Windows Core OS
Windows Core OS (abbreviated as WCOS) is an internal Microsoft effort that aims to provide a universal, modular base for future versions of Microsoft Windows. The operating system is still based on the NT kernel, although most legacy features found in regular desktop Windows have been stripped out. Instead of the traditional Windows Explorer shell, the platform uses a newly built GUI stack based on DirectX and the UWP/WinUI frameworks. By default, WCOS variants are not natively compatible with applications using the legacy User and GDI libraries for their user interface, however, they can run virtualized using either remoting or a purpose-built container.
The introduction of a common core for all Windows-based products has been planned back as early as 2002. However, actual work didn't start until 2014 with OneCore, which unified all products previously using separate forks of the Windows codebase into a single source code repository, enabling everything to be built from a single codebase although each product still provided its own shell on top of the common core.

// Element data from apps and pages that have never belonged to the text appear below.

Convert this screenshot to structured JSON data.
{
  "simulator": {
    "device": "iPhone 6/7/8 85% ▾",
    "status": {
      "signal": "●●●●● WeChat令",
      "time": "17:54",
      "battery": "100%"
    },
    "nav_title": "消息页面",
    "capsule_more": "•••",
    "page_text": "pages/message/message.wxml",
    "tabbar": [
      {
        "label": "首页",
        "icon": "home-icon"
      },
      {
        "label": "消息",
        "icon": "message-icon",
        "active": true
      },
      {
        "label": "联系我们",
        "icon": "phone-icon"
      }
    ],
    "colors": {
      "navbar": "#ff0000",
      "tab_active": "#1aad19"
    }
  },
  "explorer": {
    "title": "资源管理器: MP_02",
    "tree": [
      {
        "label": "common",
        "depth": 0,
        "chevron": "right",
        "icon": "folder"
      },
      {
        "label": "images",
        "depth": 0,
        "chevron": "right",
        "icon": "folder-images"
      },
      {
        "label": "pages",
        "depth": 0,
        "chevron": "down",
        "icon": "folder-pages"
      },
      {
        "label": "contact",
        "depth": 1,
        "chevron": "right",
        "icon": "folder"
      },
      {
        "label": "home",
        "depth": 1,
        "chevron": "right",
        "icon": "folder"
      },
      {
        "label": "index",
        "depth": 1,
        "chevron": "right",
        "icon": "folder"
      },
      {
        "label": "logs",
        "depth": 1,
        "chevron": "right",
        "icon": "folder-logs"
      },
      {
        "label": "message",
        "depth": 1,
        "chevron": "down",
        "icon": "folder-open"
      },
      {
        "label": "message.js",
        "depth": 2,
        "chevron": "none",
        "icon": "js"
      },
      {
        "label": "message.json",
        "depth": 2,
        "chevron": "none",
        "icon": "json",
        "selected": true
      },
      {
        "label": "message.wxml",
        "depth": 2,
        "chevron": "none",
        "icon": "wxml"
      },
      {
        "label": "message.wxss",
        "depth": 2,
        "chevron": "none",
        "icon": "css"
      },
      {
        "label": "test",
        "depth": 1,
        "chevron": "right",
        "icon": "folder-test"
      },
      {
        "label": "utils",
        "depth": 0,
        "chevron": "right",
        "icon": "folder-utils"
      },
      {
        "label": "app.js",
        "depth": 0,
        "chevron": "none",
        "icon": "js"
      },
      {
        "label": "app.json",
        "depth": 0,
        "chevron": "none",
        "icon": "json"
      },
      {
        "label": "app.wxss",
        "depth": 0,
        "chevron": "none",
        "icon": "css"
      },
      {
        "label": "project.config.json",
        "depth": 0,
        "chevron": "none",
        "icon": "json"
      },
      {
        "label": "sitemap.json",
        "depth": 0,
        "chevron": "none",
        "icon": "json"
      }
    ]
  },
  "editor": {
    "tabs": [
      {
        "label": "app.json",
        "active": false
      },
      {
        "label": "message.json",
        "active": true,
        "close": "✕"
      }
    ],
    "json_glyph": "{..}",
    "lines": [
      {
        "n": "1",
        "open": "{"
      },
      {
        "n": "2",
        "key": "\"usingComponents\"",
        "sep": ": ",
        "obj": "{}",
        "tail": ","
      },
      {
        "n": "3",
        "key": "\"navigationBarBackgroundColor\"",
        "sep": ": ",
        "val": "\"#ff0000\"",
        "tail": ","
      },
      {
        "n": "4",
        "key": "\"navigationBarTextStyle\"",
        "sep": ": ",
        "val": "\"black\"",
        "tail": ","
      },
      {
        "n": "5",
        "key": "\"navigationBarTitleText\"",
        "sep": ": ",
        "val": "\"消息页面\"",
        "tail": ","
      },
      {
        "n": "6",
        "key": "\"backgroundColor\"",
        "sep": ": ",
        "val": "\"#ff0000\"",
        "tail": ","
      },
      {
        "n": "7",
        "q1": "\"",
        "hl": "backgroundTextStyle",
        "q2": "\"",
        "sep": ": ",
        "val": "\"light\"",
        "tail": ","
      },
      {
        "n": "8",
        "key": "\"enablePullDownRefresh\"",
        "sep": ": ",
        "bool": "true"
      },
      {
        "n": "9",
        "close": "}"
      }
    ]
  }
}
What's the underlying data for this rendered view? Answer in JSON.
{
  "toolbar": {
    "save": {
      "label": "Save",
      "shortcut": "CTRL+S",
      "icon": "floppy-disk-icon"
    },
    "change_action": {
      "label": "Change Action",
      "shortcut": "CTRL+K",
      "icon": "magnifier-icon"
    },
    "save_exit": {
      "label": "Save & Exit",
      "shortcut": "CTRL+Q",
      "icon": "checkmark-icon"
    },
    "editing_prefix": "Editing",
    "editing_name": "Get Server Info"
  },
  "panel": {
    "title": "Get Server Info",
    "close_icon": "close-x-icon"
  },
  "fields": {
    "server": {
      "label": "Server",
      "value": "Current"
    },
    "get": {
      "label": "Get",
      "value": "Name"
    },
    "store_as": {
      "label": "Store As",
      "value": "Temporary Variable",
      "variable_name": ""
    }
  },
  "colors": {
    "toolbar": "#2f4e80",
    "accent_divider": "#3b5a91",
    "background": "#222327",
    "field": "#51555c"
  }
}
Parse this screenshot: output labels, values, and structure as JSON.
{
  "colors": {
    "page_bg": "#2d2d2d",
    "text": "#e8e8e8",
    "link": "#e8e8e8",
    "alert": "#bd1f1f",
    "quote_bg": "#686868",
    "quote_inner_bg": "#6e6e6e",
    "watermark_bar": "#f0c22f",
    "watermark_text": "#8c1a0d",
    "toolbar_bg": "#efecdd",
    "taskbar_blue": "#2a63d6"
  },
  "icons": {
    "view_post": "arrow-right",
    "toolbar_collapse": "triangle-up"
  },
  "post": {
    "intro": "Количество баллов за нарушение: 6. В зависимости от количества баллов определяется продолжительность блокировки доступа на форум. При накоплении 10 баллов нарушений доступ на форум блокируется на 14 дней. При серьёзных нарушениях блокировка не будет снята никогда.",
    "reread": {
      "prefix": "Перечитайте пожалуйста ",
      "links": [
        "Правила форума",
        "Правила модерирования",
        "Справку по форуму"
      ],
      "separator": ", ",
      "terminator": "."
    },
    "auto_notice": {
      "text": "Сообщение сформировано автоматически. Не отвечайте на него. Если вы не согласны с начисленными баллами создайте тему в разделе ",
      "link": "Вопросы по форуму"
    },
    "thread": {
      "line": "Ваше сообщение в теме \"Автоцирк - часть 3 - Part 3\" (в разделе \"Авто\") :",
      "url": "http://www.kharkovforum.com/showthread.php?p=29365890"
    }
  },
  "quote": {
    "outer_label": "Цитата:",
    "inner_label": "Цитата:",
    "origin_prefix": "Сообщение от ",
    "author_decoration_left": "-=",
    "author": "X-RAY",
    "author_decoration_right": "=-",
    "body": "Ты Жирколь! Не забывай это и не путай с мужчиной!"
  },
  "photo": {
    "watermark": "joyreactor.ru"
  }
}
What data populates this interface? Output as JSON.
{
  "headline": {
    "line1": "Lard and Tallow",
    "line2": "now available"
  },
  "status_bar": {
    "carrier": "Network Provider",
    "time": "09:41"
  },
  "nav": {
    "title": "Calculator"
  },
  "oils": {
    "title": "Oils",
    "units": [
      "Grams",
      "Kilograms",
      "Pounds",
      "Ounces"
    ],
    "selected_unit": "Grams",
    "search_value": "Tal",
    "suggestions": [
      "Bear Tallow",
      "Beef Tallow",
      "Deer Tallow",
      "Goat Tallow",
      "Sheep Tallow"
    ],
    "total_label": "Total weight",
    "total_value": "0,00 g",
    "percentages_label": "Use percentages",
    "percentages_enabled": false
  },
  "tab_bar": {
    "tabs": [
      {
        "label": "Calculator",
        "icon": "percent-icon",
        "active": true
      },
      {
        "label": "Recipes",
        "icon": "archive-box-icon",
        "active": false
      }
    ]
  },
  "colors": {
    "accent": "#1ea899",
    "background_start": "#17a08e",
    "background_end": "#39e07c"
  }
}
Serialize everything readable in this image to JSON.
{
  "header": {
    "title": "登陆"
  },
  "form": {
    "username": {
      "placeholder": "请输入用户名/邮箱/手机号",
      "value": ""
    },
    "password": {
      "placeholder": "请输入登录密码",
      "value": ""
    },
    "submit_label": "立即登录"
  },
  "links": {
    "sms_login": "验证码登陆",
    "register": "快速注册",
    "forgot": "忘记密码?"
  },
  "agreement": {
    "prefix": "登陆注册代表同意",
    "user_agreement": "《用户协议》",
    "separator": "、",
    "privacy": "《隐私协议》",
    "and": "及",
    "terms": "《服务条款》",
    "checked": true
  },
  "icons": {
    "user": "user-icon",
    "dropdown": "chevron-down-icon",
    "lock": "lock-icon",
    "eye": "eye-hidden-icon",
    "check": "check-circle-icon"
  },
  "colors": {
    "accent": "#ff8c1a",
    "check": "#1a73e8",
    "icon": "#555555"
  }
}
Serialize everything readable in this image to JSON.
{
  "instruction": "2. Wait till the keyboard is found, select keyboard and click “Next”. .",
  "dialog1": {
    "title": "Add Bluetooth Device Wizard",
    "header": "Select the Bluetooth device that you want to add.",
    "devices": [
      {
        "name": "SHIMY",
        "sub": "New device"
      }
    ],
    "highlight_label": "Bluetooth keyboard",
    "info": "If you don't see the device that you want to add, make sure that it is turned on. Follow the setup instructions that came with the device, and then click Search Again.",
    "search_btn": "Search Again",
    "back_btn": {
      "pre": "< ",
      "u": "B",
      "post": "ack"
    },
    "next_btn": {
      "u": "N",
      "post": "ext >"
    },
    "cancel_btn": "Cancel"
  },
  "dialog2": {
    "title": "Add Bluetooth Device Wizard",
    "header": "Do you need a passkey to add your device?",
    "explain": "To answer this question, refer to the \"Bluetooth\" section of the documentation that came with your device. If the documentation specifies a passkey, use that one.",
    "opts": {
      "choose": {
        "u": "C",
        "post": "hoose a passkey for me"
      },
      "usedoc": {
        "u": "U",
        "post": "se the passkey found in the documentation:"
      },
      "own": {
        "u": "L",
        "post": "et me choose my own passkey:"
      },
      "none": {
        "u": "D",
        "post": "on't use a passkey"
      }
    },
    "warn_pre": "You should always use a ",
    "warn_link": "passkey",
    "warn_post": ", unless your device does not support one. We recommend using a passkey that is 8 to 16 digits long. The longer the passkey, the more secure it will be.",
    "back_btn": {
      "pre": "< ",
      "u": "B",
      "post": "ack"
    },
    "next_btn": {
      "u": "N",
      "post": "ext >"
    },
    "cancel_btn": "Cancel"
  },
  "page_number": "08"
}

Windows Core OS is a natural extension of this effort, as it provides a common modular shell which can be customized for individual needs of each product.